Seniors are also concerned about this transition, because we are challenged to define a "meaningful life" for ourselves -- this can be difficult to say the least. For most of our lives, the structures of academia have dictated our identity and definitions of a meaningful life. We have evaluated ourselves in terms of grades, extracurricular activities, and partying. And most of us have always looked towards society or other people -- let it be our parents, our friends, our coaches, or our teachers -- to define success for us. But graduation represents a significant transition. For the first time in our lives, we must play an active role in creating the structures that will reflect our identity and goals. We must honestly ask ourselves, "What is the definition of a meaningful life for me?" And "How do I define success?"
As a philosophy major, I'm partial to the Socratic method, and have learned to answer a question with more questions. Thus, in order to know what a meaningful life is to you, ask yourself the following: "Who am I? What kind of person do I want to become? What are my gifts? And how do I want to use these gifts to make a difference?" The answers to these questions will help guide you in creating a meaningful life.
Building community will also help you make meaning, after graduation. Throughout my life, I have learned that your relationships with your friends, family, loved ones and neighbors, is what makes life rich and helps you get through difficult times. Wherever your journey takes you, become apart of a community. Strive to not only enjoy the benefits of a strong community, but also contribute to it. Make it better. The people here have been the most powerful part of my Colorado College experience. I'm sure that we are all grateful for the friends and inspirational teachers who have made a difference in our lives by attending college. However, often times we take those people for granted.
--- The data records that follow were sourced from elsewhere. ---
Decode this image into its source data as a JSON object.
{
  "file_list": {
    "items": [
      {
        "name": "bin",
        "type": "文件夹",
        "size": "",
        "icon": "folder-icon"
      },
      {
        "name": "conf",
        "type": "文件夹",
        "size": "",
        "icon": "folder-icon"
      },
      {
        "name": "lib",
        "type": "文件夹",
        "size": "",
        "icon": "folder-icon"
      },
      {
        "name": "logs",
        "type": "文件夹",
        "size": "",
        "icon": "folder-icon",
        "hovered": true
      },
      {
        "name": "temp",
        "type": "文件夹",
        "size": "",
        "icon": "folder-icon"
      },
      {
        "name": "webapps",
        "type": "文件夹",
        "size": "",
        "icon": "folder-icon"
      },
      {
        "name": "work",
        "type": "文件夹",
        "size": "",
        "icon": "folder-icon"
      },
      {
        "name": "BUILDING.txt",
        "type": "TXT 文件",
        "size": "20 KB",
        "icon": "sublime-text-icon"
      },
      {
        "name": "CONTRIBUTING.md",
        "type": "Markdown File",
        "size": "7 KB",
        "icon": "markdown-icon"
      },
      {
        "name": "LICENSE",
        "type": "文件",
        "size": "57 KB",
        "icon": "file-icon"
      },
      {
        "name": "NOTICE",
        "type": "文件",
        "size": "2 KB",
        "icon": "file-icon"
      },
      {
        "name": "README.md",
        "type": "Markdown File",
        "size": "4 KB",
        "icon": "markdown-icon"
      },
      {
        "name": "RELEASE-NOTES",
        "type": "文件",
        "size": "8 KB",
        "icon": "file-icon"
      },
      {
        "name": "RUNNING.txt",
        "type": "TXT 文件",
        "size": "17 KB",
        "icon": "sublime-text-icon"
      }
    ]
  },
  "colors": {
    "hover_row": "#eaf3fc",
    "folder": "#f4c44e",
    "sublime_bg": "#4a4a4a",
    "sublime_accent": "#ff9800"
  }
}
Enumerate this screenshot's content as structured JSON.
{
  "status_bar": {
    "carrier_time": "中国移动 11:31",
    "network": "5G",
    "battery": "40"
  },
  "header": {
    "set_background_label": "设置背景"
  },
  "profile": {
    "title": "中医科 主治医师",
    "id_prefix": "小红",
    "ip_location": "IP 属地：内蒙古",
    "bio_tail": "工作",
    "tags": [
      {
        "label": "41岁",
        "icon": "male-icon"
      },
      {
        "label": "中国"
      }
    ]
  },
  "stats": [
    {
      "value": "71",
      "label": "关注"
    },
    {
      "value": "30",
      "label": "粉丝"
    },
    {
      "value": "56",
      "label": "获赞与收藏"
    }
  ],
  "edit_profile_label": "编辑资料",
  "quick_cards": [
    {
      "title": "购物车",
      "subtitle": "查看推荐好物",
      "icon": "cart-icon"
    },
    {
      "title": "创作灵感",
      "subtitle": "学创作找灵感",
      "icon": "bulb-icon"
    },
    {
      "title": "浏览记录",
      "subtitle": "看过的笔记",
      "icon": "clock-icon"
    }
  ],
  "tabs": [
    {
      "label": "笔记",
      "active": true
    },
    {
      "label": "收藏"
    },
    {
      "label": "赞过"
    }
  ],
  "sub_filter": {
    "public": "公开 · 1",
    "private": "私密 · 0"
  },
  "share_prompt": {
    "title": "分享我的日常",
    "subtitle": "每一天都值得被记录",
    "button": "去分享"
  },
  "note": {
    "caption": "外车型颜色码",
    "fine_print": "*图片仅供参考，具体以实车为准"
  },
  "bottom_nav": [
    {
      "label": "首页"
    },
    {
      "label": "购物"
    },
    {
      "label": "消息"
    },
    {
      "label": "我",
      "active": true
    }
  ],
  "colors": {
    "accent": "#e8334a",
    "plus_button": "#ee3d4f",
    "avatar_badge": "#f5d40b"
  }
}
So, before you leave, tell the people who have made a difference in your life here "Thank You," because you never know what the next moment will bring.
Once again, "How do we continue to make meaning of our lives after graduation?" By keeping sight of our dreams, defining success and a meaningful life for ourselves, and fostering community wherever we go.
Congratulations Class of 2003 and may you be blessed!